Task description
Once the pictures are set aside, reproduce all of the records exactly.
______
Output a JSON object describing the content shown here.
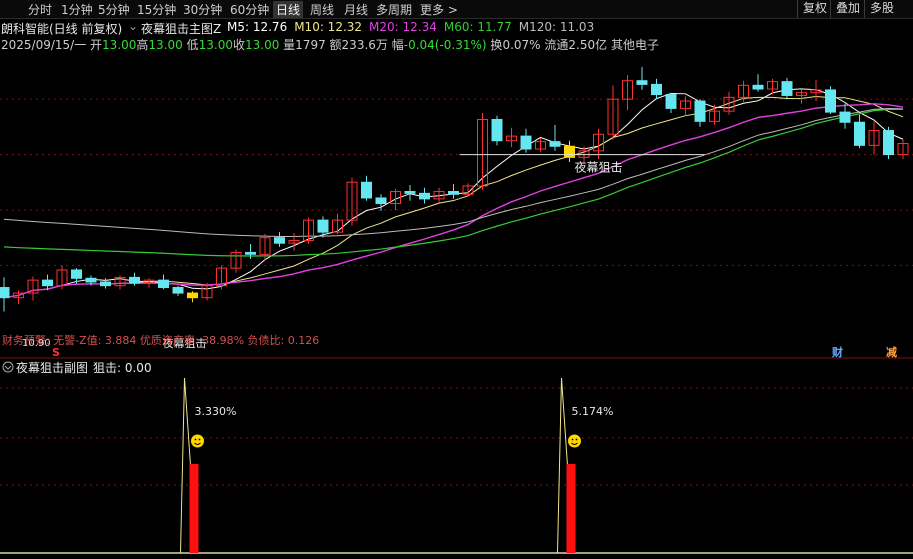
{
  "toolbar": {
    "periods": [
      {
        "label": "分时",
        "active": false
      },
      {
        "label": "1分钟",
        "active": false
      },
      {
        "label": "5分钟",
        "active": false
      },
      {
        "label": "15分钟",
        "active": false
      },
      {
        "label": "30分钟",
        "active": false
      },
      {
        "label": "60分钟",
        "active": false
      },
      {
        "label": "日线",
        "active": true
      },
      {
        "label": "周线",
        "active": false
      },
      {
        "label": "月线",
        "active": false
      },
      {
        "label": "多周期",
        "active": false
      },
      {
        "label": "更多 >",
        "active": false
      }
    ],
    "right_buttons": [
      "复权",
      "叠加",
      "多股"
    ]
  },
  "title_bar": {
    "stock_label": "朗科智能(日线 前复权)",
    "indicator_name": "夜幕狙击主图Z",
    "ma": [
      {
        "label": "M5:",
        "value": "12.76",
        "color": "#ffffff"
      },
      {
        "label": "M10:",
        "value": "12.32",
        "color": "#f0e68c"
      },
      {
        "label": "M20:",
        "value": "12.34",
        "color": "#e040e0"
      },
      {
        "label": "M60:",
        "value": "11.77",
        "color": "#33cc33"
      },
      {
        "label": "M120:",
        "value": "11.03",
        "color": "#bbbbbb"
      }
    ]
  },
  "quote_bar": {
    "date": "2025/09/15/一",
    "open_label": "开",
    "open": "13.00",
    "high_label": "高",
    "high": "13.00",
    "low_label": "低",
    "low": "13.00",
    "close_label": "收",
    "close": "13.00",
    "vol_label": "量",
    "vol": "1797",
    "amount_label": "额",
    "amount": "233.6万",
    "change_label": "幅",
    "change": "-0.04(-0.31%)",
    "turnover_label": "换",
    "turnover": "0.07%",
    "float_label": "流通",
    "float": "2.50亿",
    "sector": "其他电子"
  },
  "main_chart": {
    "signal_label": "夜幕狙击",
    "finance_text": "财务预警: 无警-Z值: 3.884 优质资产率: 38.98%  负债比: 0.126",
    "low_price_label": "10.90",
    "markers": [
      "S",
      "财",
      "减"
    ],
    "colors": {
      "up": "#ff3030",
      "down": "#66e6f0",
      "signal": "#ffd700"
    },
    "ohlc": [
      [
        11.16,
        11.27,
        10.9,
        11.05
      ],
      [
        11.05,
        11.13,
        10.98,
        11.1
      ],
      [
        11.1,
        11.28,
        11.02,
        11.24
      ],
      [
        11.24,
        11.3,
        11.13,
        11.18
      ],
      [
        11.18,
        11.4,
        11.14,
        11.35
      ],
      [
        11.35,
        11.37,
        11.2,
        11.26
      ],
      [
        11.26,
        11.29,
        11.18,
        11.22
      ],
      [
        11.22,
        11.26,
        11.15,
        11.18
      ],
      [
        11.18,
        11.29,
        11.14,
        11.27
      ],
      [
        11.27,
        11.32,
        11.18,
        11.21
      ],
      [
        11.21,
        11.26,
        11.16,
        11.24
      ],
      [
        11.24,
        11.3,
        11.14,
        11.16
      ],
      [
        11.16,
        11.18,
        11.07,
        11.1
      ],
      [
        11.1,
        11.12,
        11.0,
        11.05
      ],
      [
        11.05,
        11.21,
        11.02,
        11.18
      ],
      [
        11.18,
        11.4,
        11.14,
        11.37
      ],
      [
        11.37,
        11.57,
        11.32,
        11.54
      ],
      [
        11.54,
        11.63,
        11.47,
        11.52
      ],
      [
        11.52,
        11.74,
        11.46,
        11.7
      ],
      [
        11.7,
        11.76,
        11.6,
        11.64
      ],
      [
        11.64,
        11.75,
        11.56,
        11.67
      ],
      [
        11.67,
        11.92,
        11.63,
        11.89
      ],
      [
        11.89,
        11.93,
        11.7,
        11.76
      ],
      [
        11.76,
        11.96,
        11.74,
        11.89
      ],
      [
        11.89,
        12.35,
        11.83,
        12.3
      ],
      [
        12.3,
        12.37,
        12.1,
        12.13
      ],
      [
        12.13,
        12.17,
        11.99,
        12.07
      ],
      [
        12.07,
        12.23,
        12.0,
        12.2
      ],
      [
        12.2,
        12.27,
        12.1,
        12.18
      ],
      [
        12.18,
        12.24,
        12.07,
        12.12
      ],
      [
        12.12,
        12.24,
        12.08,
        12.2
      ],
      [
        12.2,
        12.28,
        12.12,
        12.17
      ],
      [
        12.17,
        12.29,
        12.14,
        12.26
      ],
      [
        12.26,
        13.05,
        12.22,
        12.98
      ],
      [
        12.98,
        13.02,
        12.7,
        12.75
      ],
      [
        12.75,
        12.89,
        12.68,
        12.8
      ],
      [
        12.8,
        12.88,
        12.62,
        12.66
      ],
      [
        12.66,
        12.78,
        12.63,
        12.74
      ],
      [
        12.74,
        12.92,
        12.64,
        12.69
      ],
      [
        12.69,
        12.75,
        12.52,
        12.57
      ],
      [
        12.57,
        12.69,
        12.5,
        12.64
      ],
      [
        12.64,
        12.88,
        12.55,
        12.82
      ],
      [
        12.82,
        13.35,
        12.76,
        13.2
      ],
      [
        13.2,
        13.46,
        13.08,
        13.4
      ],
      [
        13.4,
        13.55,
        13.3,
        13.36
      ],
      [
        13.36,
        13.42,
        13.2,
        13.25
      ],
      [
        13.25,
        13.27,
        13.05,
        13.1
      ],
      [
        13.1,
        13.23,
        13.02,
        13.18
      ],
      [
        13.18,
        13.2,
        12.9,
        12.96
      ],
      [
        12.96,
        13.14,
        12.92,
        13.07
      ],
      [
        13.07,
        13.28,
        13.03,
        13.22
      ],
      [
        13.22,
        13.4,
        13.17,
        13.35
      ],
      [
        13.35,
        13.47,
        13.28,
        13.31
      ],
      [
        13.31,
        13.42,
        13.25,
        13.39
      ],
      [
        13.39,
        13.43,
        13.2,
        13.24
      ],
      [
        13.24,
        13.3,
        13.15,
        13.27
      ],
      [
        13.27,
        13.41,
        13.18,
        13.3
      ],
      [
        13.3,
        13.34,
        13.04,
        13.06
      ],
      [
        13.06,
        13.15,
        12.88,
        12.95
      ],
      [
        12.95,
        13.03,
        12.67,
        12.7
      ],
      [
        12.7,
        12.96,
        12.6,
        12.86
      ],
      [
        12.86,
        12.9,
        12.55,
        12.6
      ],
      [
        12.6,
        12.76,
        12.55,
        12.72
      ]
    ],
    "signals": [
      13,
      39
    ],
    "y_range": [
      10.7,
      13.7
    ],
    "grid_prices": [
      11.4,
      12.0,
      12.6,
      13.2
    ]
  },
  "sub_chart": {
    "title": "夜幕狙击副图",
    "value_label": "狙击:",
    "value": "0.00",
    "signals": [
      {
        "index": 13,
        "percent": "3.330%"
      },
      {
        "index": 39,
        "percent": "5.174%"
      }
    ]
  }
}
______
Expected output
Output a JSON object describing the content shown here.
{
  "toolbar": {
    "periods": [
      {
        "label": "分时",
        "active": false
      },
      {
        "label": "1分钟",
        "active": false
      },
      {
        "label": "5分钟",
        "active": false
      },
      {
        "label": "15分钟",
        "active": false
      },
      {
        "label": "30分钟",
        "active": false
      },
      {
        "label": "60分钟",
        "active": false
      },
      {
        "label": "日线",
        "active": true
      },
      {
        "label": "周线",
        "active": false
      },
      {
        "label": "月线",
        "active": false
      },
      {
        "label": "多周期",
        "active": false
      },
      {
        "label": "更多 >",
        "active": false
      }
    ],
    "right_buttons": [
      "复权",
      "叠加",
      "多股"
    ]
  },
  "title_bar": {
    "stock_label": "朗科智能(日线 前复权)",
    "indicator_name": "夜幕狙击主图Z",
    "ma": [
      {
        "label": "M5:",
        "value": "12.76",
        "color": "#ffffff"
      },
      {
        "label": "M10:",
        "value": "12.32",
        "color": "#f0e68c"
      },
      {
        "label": "M20:",
        "value": "12.34",
        "color": "#e040e0"
      },
      {
        "label": "M60:",
        "value": "11.77",
        "color": "#33cc33"
      },
      {
        "label": "M120:",
        "value": "11.03",
        "color": "#bbbbbb"
      }
    ]
  },
  "quote_bar": {
    "date": "2025/09/15/一",
    "open_label": "开",
    "open": "13.00",
    "high_label": "高",
    "high": "13.00",
    "low_label": "低",
    "low": "13.00",
    "close_label": "收",
    "close": "13.00",
    "vol_label": "量",
    "vol": "1797",
    "amount_label": "额",
    "amount": "233.6万",
    "change_label": "幅",
    "change": "-0.04(-0.31%)",
    "turnover_label": "换",
    "turnover": "0.07%",
    "float_label": "流通",
    "float": "2.50亿",
    "sector": "其他电子"
  },
  "main_chart": {
    "signal_label": "夜幕狙击",
    "finance_text": "财务预警: 无警-Z值: 3.884 优质资产率: 38.98%  负债比: 0.126",
    "low_price_label": "10.90",
    "markers": [
      "S",
      "财",
      "减"
    ],
    "colors": {
      "up": "#ff3030",
      "down": "#66e6f0",
      "signal": "#ffd700"
    },
    "ohlc": [
      [
        11.16,
        11.27,
        10.9,
        11.05
      ],
      [
        11.05,
        11.13,
        10.98,
        11.1
      ],
      [
        11.1,
        11.28,
        11.02,
        11.24
      ],
      [
        11.24,
        11.3,
        11.13,
        11.18
      ],
      [
        11.18,
        11.4,
        11.14,
        11.35
      ],
      [
        11.35,
        11.37,
        11.2,
        11.26
      ],
      [
        11.26,
        11.29,
        11.18,
        11.22
      ],
      [
        11.22,
        11.26,
        11.15,
        11.18
      ],
      [
        11.18,
        11.29,
        11.14,
        11.27
      ],
      [
        11.27,
        11.32,
        11.18,
        11.21
      ],
      [
        11.21,
        11.26,
        11.16,
        11.24
      ],
      [
        11.24,
        11.3,
        11.14,
        11.16
      ],
      [
        11.16,
        11.18,
        11.07,
        11.1
      ],
      [
        11.1,
        11.12,
        11.0,
        11.05
      ],
      [
        11.05,
        11.21,
        11.02,
        11.18
      ],
      [
        11.18,
        11.4,
        11.14,
        11.37
      ],
      [
        11.37,
        11.57,
        11.32,
        11.54
      ],
      [
        11.54,
        11.63,
        11.47,
        11.52
      ],
      [
        11.52,
        11.74,
        11.46,
        11.7
      ],
      [
        11.7,
        11.76,
        11.6,
        11.64
      ],
      [
        11.64,
        11.75,
        11.56,
        11.67
      ],
      [
        11.67,
        11.92,
        11.63,
        11.89
      ],
      [
        11.89,
        11.93,
        11.7,
        11.76
      ],
      [
        11.76,
        11.96,
        11.74,
        11.89
      ],
      [
        11.89,
        12.35,
        11.83,
        12.3
      ],
      [
        12.3,
        12.37,
        12.1,
        12.13
      ],
      [
        12.13,
        12.17,
        11.99,
        12.07
      ],
      [
        12.07,
        12.23,
        12.0,
        12.2
      ],
      [
        12.2,
        12.27,
        12.1,
        12.18
      ],
      [
        12.18,
        12.24,
        12.07,
        12.12
      ],
      [
        12.12,
        12.24,
        12.08,
        12.2
      ],
      [
        12.2,
        12.28,
        12.12,
        12.17
      ],
      [
        12.17,
        12.29,
        12.14,
        12.26
      ],
      [
        12.26,
        13.05,
        12.22,
        12.98
      ],
      [
        12.98,
        13.02,
        12.7,
        12.75
      ],
      [
        12.75,
        12.89,
        12.68,
        12.8
      ],
      [
        12.8,
        12.88,
        12.62,
        12.66
      ],
      [
        12.66,
        12.78,
        12.63,
        12.74
      ],
      [
        12.74,
        12.92,
        12.64,
        12.69
      ],
      [
        12.69,
        12.75,
        12.52,
        12.57
      ],
      [
        12.57,
        12.69,
        12.5,
        12.64
      ],
      [
        12.64,
        12.88,
        12.55,
        12.82
      ],
      [
        12.82,
        13.35,
        12.76,
        13.2
      ],
      [
        13.2,
        13.46,
        13.08,
        13.4
      ],
      [
        13.4,
        13.55,
        13.3,
        13.36
      ],
      [
        13.36,
        13.42,
        13.2,
        13.25
      ],
      [
        13.25,
        13.27,
        13.05,
        13.1
      ],
      [
        13.1,
        13.23,
        13.02,
        13.18
      ],
      [
        13.18,
        13.2,
        12.9,
        12.96
      ],
      [
        12.96,
        13.14,
        12.92,
        13.07
      ],
      [
        13.07,
        13.28,
        13.03,
        13.22
      ],
      [
        13.22,
        13.4,
        13.17,
        13.35
      ],
      [
        13.35,
        13.47,
        13.28,
        13.31
      ],
      [
        13.31,
        13.42,
        13.25,
        13.39
      ],
      [
        13.39,
        13.43,
        13.2,
        13.24
      ],
      [
        13.24,
        13.3,
        13.15,
        13.27
      ],
      [
        13.27,
        13.41,
        13.18,
        13.3
      ],
      [
        13.3,
        13.34,
        13.04,
        13.06
      ],
      [
        13.06,
        13.15,
        12.88,
        12.95
      ],
      [
        12.95,
        13.03,
        12.67,
        12.7
      ],
      [
        12.7,
        12.96,
        12.6,
        12.86
      ],
      [
        12.86,
        12.9,
        12.55,
        12.6
      ],
      [
        12.6,
        12.76,
        12.55,
        12.72
      ]
    ],
    "signals": [
      13,
      39
    ],
    "y_range": [
      10.7,
      13.7
    ],
    "grid_prices": [
      11.4,
      12.0,
      12.6,
      13.2
    ]
  },
  "sub_chart": {
    "title": "夜幕狙击副图",
    "value_label": "狙击:",
    "value": "0.00",
    "signals": [
      {
        "index": 13,
        "percent": "3.330%"
      },
      {
        "index": 39,
        "percent": "5.174%"
      }
    ]
  }
}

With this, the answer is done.